As is the case with many forms of music, the UK shows the rest of the world how things are done. In the small, murky arena of Goth and doom metal hovers EYE OF SOLITUDE, darker kindred to MY DYING BRIDE and ANATHEMA. If you thought those acts could leave you as hopeful as navigating your way through the deepest sewers without the benefit of light, EYE OF SOLITUDE musically posits you should abandon hope altogether.
They do so, however, with magnificent successions of lavish if chilly textures. Even black metallers have something to fear from these guys, who are now delivering their third full-length album, the beleaguering yet outlandishly esthetic "Canto III".
EYE OF SOLITUDE is comprised of bassist Chris Davies and guitarist Mark Antoniades from SIDIOUS and subwoofing growler Daniel Neagoe, found in many other metal acts such as DEOS, COLUSUS, UNFATHOMABLE RUINATION and GOTHIC. Rounded by guitarist Indee Rehal-Sagoo, drummer Adriano Ferraro and keyboardist Pedro Caballero Clemente, the band implements a repetitive funeral fugue throughout "Canto III" that's pardonable beyond Daniel Neagoe's horrid retching, because everything else about this album is superbly crafted.
In most cases of the extensive six songs (or "Acts") on "Canto III", the dank death and doom measures that come flogging into play are bookended by articulated synths, chamber strings, piano and solemn cleans by Daniel Neagoe, who shows thankful dexterity. Neagoe is especially effective when chanting in Latin on "Between Two Worlds (Occularis Infernum)" and later with his empathetic swoon in the middle of "I Sat in Silence".

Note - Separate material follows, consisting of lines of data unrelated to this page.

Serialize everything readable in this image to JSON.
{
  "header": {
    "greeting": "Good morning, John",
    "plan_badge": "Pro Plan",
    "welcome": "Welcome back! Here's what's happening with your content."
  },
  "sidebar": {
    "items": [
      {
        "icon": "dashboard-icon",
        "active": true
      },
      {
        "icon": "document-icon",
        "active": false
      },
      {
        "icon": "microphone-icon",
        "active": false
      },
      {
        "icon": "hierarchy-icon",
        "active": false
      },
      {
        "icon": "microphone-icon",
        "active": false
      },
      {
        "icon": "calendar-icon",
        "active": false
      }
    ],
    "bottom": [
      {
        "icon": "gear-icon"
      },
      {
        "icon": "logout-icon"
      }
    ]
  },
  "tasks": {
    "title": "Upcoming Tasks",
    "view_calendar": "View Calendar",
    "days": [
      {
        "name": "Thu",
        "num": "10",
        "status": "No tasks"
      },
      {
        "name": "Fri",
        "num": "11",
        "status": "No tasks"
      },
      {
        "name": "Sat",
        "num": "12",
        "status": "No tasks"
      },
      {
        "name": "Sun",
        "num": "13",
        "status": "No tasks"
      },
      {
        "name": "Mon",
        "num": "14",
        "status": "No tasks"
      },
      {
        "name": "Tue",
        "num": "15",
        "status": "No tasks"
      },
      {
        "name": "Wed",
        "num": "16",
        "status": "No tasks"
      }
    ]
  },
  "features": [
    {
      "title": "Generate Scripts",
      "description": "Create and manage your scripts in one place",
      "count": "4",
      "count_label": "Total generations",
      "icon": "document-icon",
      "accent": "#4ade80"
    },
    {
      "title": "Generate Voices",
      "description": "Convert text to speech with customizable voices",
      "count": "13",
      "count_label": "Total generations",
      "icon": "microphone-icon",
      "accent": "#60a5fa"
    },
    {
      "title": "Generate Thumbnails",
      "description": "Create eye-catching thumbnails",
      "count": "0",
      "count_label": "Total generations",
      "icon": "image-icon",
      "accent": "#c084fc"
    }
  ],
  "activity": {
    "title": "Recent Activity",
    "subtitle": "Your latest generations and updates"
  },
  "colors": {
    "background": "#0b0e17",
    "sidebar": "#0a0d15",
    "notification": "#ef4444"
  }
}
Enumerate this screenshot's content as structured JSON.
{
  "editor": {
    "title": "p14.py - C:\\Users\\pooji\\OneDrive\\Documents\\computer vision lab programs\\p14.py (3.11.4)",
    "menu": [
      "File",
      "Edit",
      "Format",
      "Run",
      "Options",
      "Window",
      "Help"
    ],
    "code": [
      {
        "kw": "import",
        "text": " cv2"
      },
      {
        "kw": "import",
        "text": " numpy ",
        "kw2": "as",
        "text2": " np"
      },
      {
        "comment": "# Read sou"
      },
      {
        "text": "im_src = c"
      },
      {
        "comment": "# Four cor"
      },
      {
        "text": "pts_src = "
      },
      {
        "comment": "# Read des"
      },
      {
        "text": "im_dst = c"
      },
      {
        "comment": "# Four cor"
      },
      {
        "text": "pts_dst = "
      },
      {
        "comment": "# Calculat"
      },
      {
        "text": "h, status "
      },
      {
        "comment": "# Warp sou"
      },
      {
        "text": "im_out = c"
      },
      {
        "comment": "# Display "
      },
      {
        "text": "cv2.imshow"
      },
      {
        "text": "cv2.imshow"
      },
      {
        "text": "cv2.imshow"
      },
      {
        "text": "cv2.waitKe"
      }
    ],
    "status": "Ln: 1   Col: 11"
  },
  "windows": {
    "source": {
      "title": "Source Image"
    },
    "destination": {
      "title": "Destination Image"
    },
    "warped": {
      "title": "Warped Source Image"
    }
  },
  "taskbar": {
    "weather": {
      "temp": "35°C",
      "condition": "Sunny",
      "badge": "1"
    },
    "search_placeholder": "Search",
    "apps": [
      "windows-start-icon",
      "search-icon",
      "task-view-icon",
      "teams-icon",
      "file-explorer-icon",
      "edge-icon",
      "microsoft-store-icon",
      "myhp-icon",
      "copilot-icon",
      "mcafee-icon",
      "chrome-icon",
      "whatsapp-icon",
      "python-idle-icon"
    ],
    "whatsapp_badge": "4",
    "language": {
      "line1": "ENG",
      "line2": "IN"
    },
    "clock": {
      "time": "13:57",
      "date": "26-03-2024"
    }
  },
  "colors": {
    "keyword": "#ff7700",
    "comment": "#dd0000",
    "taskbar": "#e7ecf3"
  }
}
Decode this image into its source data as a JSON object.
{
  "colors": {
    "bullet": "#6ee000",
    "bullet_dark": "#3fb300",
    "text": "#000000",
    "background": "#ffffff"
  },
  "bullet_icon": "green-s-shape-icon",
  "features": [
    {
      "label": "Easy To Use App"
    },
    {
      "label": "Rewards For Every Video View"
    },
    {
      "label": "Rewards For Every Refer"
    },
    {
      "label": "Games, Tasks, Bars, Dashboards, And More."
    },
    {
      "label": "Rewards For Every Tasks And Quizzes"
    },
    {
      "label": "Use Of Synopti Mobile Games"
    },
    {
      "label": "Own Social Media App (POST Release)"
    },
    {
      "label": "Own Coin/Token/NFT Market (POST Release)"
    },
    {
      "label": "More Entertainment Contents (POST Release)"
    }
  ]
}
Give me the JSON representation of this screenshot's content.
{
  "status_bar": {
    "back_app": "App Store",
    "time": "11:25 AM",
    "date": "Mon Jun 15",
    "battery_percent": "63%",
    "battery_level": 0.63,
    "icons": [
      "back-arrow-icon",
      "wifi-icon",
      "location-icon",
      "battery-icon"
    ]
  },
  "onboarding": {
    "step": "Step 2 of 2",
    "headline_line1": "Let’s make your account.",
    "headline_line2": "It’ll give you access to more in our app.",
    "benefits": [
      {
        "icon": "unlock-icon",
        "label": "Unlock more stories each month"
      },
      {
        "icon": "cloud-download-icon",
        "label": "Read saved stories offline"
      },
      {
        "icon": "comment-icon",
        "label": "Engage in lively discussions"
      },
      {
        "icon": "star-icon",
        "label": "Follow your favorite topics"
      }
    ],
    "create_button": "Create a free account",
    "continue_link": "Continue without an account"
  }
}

The somber yet enchanting piano lines from Pedro Caballero Clemente on the intro for "He Who Willingly Suffers" offers a despondent if extraordinary sense of vicariousness before the heavier progressions stamp into place and Neagoe dumps his putrid throat lava into the composition. The unholy combination of the two melds beauty and hideousness as grandiose guitar sweeps hover atop the forlorn plod of the song. Later, Neagoe intercedes with placid spoken word that grows in agitation overtop a reprise of Caballero Clemente's somber melody plus methodic snare and cymbal rides from Adriano Ferraro before the song flares once again with raging despair.
By this time, newcomers to EYE OF SOLITUDE will be well onto their game, yet redundant as the band's scheme may be, it's addicting. These guys carefully sculpt their fusty compositions so that the eruptive double bass blasts manifesting incrementally in each piece are as climactic as Mark Antoniades and Indee Rehal-Sagoo's forsaken guitar curves and dazzling solos. EYE OF SOLITUDE has a keen ear for melody, so much the initial harmony guiding "The Pathway Had Been Lost" sounds like a lost and metalled-up early-years MISSION UK track. As "The Pathway Had Been Lost" momentarily surrenders to a lengthy but grandiose synth interpretation of the opening melody, Daniel Neagoe shiver-cries in clean mode before shrieking in torment behind a distressing yet striking guitar solo.
Death seldom sounds welcoming, much less in music form, but outside of the unattractive and prolonged demon ralphs, EYE OF SOLITUDE might have pinched the corner on fugue doom. There's much to embrace with "Canto III", even with its concussive depression. If you move quickly, there's also a special two-disc edition with bonus material limited to 1,000 copies that's well worth your investment.